Three credits. Prerequisite: At least one 2000-level or above, three-credit course in Physiology and Neurobiology (PNB), and at least one three-credit course in philosophy or consent of instructor.
Philosophical issues in neuroscience. Topics may include theories of brain function, localization of function, reductionism, neuropsychological deficits, computational models in neuroscience, connectionism, and evolution.
Prerequisite: At least one 2000-level or above, three-credit course in Physiology and Neurobiology (PNB), and at least one three-credit course in philosophy or consent of instructor; ENGL 1010 or 1011 or 2011.
Three credits. Prerequisite: At least one 2000-level or above, three-credit philosophy course.
Contemporary issues in the philosophy of mind. Topics may include the nature of the mental; the mind-body problem, the analysis of sensory experience, the problem of intentionality, and psychological explanation.

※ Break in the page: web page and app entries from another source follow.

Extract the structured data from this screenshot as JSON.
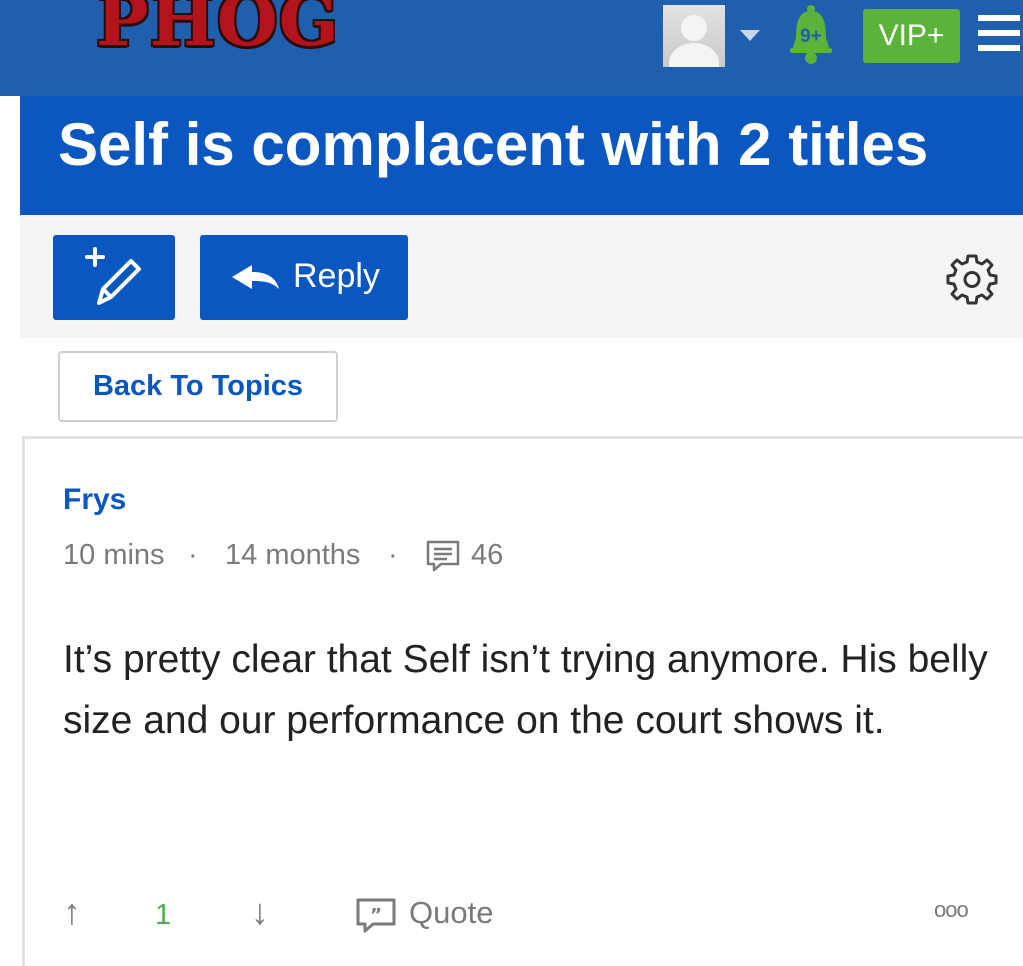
{
  "header": {
    "logo_text": "PHOG",
    "notification_count": "9+",
    "vip_label": "VIP+"
  },
  "thread": {
    "title": "Self is complacent with 2 titles"
  },
  "toolbar": {
    "reply_label": "Reply"
  },
  "navigation": {
    "back_label": "Back To Topics"
  },
  "post": {
    "author": "Frys",
    "posted_ago": "10 mins",
    "account_age": "14 months",
    "post_count": "46",
    "body": "It’s pretty clear that Self isn’t trying anymore. His belly size and our performance on the court shows it.",
    "vote_up_symbol": "↑",
    "vote_count": "1",
    "vote_down_symbol": "↓",
    "quote_label": "Quote",
    "more_symbol": "ooo"
  },
  "colors": {
    "header_blue": "#1f5fae",
    "primary_blue": "#0a57c2",
    "logo_red": "#b3141c",
    "vip_green": "#5bb339",
    "upvote_green": "#4caf50"
  },
  "icons": [
    "user-avatar",
    "chevron-down-icon",
    "bell-icon",
    "hamburger-menu-icon",
    "new-topic-pencil-icon",
    "reply-arrow-icon",
    "gear-icon",
    "comments-icon",
    "upvote-arrow-icon",
    "downvote-arrow-icon",
    "quote-icon",
    "more-options-icon"
  ]
}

Conceptual problems in contemporary models of perception. Topics may include the nature of color perception, direct perception and its alternatives, computation and representation in perception, and the connections between perception and awareness.
Readings from the principal philosophers between the fourth and fourteenth centuries.

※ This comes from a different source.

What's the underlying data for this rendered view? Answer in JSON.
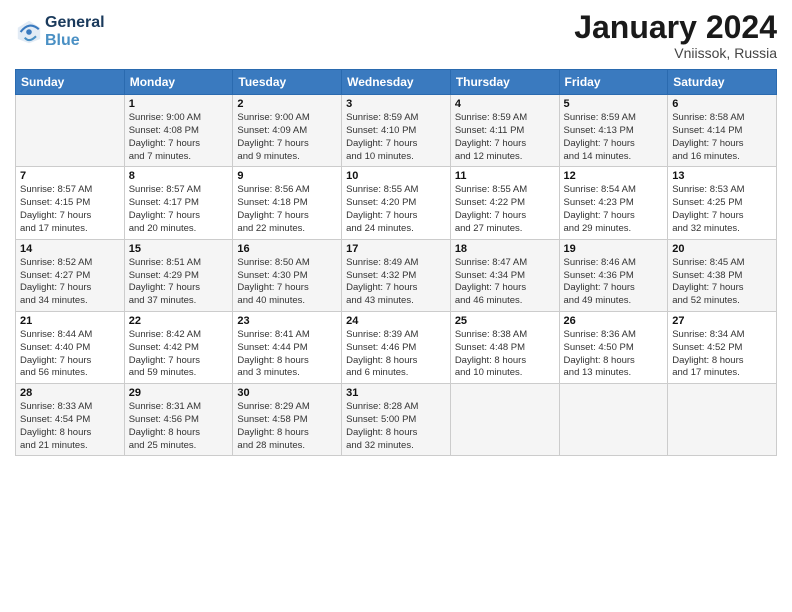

The historical, religious, and philosophical development of Asian systems of thought.
Classical Chinese philosophy, including such works as The Analects of Confucius and the works of Chuang Tzu, and their influence on Chinese culture.
Credits and hours by arrangement. Prerequisites and recommended preparation vary. With a change in content, may be repeated for credit.
Three credits. Prerequisites and recommended preparation vary. With a change in topic, may be repeated for credit.
Credits and hours by arrangement. Prerequisite: Open only with consent of instructor. May be repeated for credit with a change in topic.
Advanced and individual work.
Credits and hours by arrangement up to a maximum of six credits. Prerequisite: Consent of Department Head required, preferably prior to the student’s departure.
Special topics taken in a foreign study program.
Three credits. Hours by arrangement. Prerequisite: ENGL 1010 or 1011 or 2011; open only with consent of instructor and Department Head; twelve credits in Philosophy at the 2000-level or above, three of which may be taken concurrently. Independent study authorization form required.
Credits and hours by arrangement. Prerequisites and recommended preparation vary; open to juniors or higher. With a change in topic, may be repeated for credit.
Three credits. Prerequisites and recommended preparation vary; open to juniors or higher. With a change in topic, may be repeated for credit.